Vietnam is strongly promoting hi-tech agriculture, as a mean to increase productivity and reduce negative impact on the environment.
The country has set a target that in 2020, hi-tech agriculture product would account for 35% of total value of national agriculture product (approximately 11.6 billion USD on 33.2 billion USD).
To achieve that ambitious target, enthusiastic participation of private sector is required. According to the Government’s outlook, there would be 200 hi-tech agriculture enterprises operating nationwide by 2020. However, until 2015, the number was reported to stand at just 22.
Whether this void of hi-tech agriculture enterprises would be filled up in time or not depends a lot on foreign investment, because the most plausible business model would be a cross-country partnership, in which the Vietnamese side provides land and understanding of local conditions, while a foreign side contributes technology and know-how.
“30 tons of clean vegetables and fruits per day”
VinEco Co., Ltd, an agriculture-focused affiliate of VinGroup, is a prime example of such model. In 2016, the company supplied 30 tons of clean vegetables and fruits per day to domestic market.

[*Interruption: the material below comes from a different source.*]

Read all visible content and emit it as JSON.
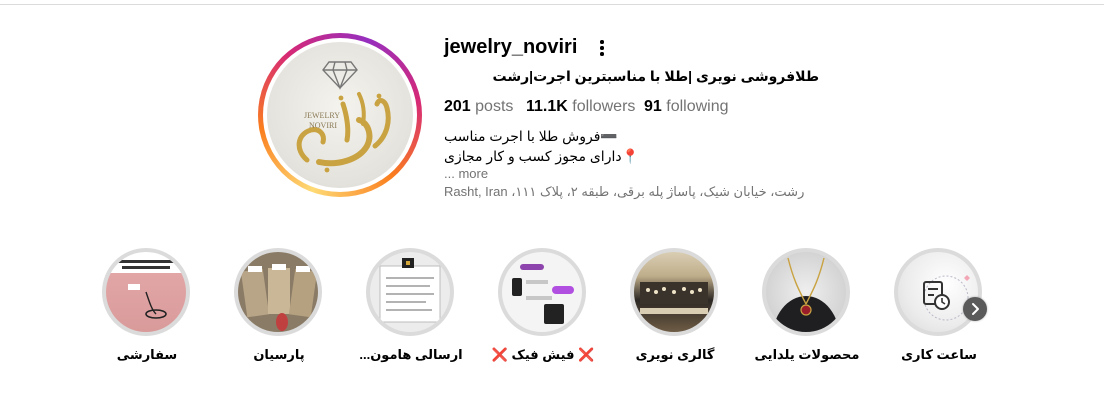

This outstanding figure was achieved thanks to great support from global leaders in the field of hi-tech agriculture.
Among VinEco’s partners, Teshuva Agriculture Projects Co., Ltd (Israel) transfers Nutrient Film Technique (NFT)[i]; Netafim Co., Ltd (Israel) implements and supervises the operation of drip irrigation system[ii]; while Kubota Corp (Japan) provides agriculture machinery and equipment to all VinEco farms.
Of course candidates for collaboration are not limited to big corporates. Foreign investors can always team up with small farming units like local companies or even households. An Phu Lacue Co., Ltd (a joint venture between Lacue Co., Ltd from Kawakami village of Japan and An Phu Co., Ltd from Da Lat city of Vietnam) is the shiny demonstration of how a modest initiation can result in great success.

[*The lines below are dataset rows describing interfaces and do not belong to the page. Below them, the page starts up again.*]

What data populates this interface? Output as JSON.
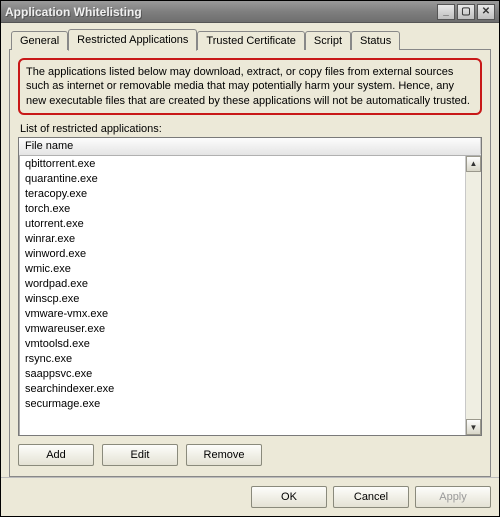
{
  "window": {
    "title": "Application Whitelisting"
  },
  "tabs": [
    {
      "label": "General"
    },
    {
      "label": "Restricted Applications"
    },
    {
      "label": "Trusted Certificate"
    },
    {
      "label": "Script"
    },
    {
      "label": "Status"
    }
  ],
  "activeTab": 1,
  "description": "The applications listed below may download, extract, or copy files from external sources such as internet or removable media that may potentially harm your system. Hence, any new executable files that are created by these applications will not be automatically trusted.",
  "listLabel": "List of restricted applications:",
  "listHeader": "File name",
  "items": [
    "qbittorrent.exe",
    "quarantine.exe",
    "teracopy.exe",
    "torch.exe",
    "utorrent.exe",
    "winrar.exe",
    "winword.exe",
    "wmic.exe",
    "wordpad.exe",
    "winscp.exe",
    "vmware-vmx.exe",
    "vmwareuser.exe",
    "vmtoolsd.exe",
    "rsync.exe",
    "saappsvc.exe",
    "searchindexer.exe",
    "securmage.exe"
  ],
  "buttons": {
    "add": "Add",
    "edit": "Edit",
    "remove": "Remove",
    "ok": "OK",
    "cancel": "Cancel",
    "apply": "Apply"
  }
}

Beginning with just 2 Japanese and 15 Vietnamese farmers in 2014, the company has been consistently producing premium quality lettuce in Da Lat with estimated productivity of 30 tons per hectare.
Its main market is within Vietnam, via distributing channels of reputable supermarkets like AEON, Fivimart, Family Mart, etc.
“increased from 2.6 billion USD to 4.34 billion USD”
Either going with big national corporates or small local companies, foreign investors will surely find a lot of support and favorable conditions.
The national program on hi-tech agriculture development (Decision No. 1895/QD-TTg in 2012) states that by 2020, 10 hi-tech agriculture zones will be up and running (currently 6 zones are already active).
In 2017, the State Bank of Vietnam is expected to increase their preferential credit package for hi-tech agriculture enterprises from 2.6 billion USD to 4.34 billion USD. One year earlier, Vietnam National University of Agriculture, to prepare a reliable supply of skillful labor force, sent 600 young Vietnamese to Nagato, Japan for a 7-month on-job-training program called “Discovery of Japanese Agriculture’.
On a different note, there are a few points foreign investors should notice on entering Vietnam’s market. For example, the hi-tech element in ‘hi-tech agriculture’ will be regulated by Law on High Technologies.
Besides, for an enterprise to be officially acknowledged as a ‘hi-tech agriculture enterprise’, it must obtain a certificate stating as such from Ministry of Agriculture and Rural Development.
In conclusion, Vietnam offers a lot of opportunities for foreign investors to do business in the field of hi-tech agriculture. The country also extends its welcome to supplemental imported values like organizational and managerial technique, which are integral to any hi-tech agriculture ecosystem.
[i] Nutrient film technique (NFT) is a hydroponic technique wherein a very shallow stream of water containing all the dissolved nutrients required for plant growth is re-circulated past the bare roots of plants in a watertight gully, also known as channels.
[ii] Drip irrigation is a form of irrigation that saves water and fertilizer by allowing water to drip slowly to the roots of many different plants, either onto the soil surface or directly onto the root zone, through a network of valves, pipes, tubing, and emitters.